Recorded information Start Marker
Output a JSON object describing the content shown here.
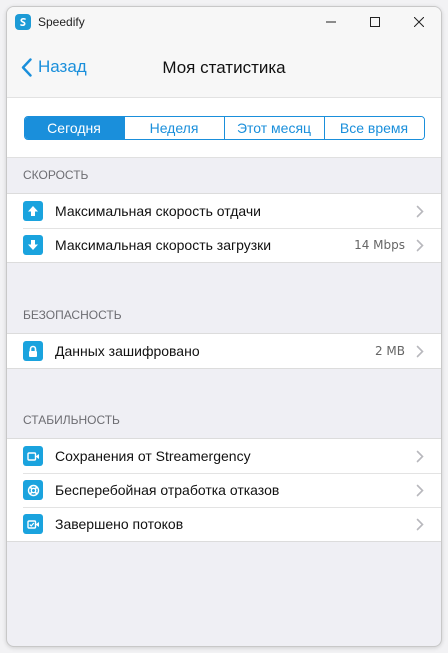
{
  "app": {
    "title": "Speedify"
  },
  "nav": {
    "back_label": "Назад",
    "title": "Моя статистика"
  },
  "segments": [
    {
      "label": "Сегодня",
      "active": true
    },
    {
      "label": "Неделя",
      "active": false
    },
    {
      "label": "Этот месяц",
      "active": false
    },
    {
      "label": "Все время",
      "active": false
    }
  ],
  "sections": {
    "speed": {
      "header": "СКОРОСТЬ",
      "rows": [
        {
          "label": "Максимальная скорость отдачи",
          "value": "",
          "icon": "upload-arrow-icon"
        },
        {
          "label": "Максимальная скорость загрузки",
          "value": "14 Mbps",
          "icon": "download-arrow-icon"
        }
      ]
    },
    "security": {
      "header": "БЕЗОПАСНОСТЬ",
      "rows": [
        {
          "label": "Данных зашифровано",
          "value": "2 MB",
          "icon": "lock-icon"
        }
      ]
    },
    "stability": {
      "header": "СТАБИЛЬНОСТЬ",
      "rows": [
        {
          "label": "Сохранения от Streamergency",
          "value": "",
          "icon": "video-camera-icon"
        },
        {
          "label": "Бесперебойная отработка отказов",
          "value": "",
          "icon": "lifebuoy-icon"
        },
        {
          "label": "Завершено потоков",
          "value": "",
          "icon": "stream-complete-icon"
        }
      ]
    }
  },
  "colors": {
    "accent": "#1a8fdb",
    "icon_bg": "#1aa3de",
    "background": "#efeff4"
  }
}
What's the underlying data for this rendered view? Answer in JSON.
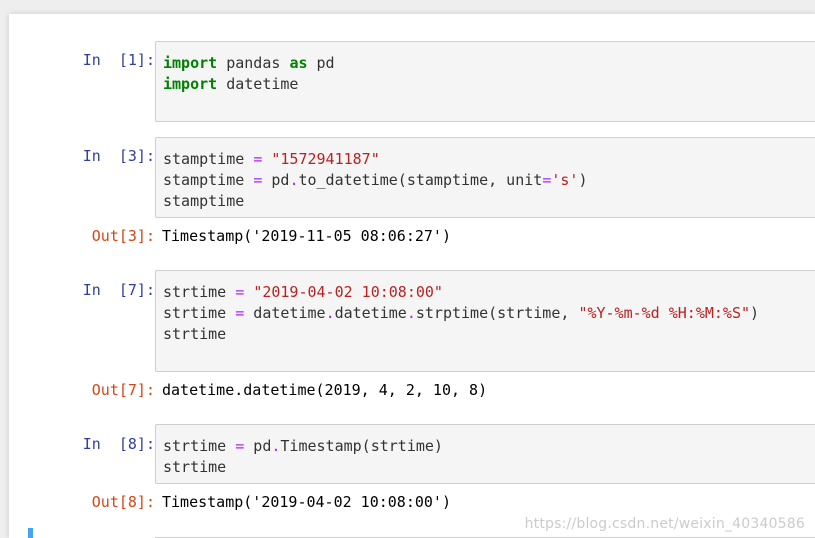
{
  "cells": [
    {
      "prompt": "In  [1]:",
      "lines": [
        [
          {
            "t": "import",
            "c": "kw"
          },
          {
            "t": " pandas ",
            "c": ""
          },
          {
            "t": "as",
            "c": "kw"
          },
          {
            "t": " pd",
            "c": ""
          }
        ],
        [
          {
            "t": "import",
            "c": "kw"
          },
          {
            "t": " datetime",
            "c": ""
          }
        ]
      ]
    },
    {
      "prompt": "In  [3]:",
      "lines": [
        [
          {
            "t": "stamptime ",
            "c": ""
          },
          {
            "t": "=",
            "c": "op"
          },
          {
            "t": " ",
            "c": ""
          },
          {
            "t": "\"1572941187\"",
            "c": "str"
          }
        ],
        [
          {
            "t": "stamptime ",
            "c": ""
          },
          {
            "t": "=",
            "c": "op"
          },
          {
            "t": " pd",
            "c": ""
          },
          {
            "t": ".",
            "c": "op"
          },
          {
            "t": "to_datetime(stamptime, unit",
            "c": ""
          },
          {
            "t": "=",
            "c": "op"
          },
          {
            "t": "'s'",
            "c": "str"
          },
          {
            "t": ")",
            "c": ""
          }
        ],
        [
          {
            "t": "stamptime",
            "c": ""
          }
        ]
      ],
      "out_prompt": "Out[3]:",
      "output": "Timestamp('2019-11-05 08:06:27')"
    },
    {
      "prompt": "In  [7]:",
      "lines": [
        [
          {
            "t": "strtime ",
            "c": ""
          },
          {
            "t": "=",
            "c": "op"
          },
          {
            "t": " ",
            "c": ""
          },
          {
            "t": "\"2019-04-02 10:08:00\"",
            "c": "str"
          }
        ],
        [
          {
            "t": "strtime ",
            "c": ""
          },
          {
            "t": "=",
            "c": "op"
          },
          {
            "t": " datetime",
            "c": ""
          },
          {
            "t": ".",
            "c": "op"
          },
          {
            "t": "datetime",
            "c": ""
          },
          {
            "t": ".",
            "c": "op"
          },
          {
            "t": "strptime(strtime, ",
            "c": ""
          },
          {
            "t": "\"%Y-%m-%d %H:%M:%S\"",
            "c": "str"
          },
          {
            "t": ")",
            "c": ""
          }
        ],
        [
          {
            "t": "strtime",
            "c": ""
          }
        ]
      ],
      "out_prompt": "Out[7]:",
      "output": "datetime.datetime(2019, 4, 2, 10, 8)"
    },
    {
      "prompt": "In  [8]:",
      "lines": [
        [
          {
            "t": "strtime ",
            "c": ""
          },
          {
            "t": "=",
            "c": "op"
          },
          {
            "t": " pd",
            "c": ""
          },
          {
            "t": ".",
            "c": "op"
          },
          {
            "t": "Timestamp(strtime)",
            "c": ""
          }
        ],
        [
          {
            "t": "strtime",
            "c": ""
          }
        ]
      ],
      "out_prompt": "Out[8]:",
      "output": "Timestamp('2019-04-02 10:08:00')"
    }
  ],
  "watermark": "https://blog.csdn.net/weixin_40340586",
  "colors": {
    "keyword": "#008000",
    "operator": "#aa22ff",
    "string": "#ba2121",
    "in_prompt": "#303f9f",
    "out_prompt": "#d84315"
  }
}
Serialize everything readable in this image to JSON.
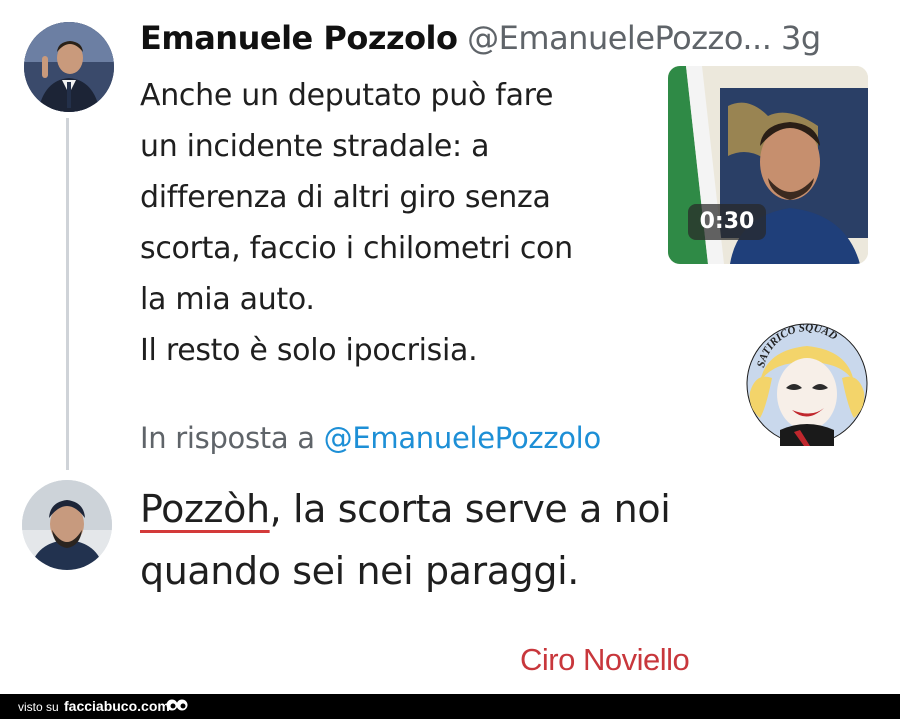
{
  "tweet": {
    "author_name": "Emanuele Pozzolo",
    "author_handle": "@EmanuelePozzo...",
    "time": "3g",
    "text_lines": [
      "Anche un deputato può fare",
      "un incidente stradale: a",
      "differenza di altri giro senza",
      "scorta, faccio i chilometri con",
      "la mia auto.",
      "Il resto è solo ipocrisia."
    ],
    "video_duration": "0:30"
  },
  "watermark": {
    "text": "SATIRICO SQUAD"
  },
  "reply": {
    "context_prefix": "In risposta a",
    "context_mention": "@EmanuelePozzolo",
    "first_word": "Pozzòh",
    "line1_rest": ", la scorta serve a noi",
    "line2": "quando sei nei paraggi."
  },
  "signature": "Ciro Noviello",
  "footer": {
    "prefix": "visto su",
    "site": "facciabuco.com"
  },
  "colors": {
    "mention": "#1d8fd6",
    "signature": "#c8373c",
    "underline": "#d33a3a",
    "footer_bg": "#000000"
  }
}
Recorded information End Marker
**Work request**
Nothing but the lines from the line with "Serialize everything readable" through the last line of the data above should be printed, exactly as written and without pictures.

**Finished exercise**
Serialize everything readable in this image to JSON.
{
  "tweet": {
    "author_name": "Emanuele Pozzolo",
    "author_handle": "@EmanuelePozzo...",
    "time": "3g",
    "text_lines": [
      "Anche un deputato può fare",
      "un incidente stradale: a",
      "differenza di altri giro senza",
      "scorta, faccio i chilometri con",
      "la mia auto.",
      "Il resto è solo ipocrisia."
    ],
    "video_duration": "0:30"
  },
  "watermark": {
    "text": "SATIRICO SQUAD"
  },
  "reply": {
    "context_prefix": "In risposta a",
    "context_mention": "@EmanuelePozzolo",
    "first_word": "Pozzòh",
    "line1_rest": ", la scorta serve a noi",
    "line2": "quando sei nei paraggi."
  },
  "signature": "Ciro Noviello",
  "footer": {
    "prefix": "visto su",
    "site": "facciabuco.com"
  },
  "colors": {
    "mention": "#1d8fd6",
    "signature": "#c8373c",
    "underline": "#d33a3a",
    "footer_bg": "#000000"
  }
}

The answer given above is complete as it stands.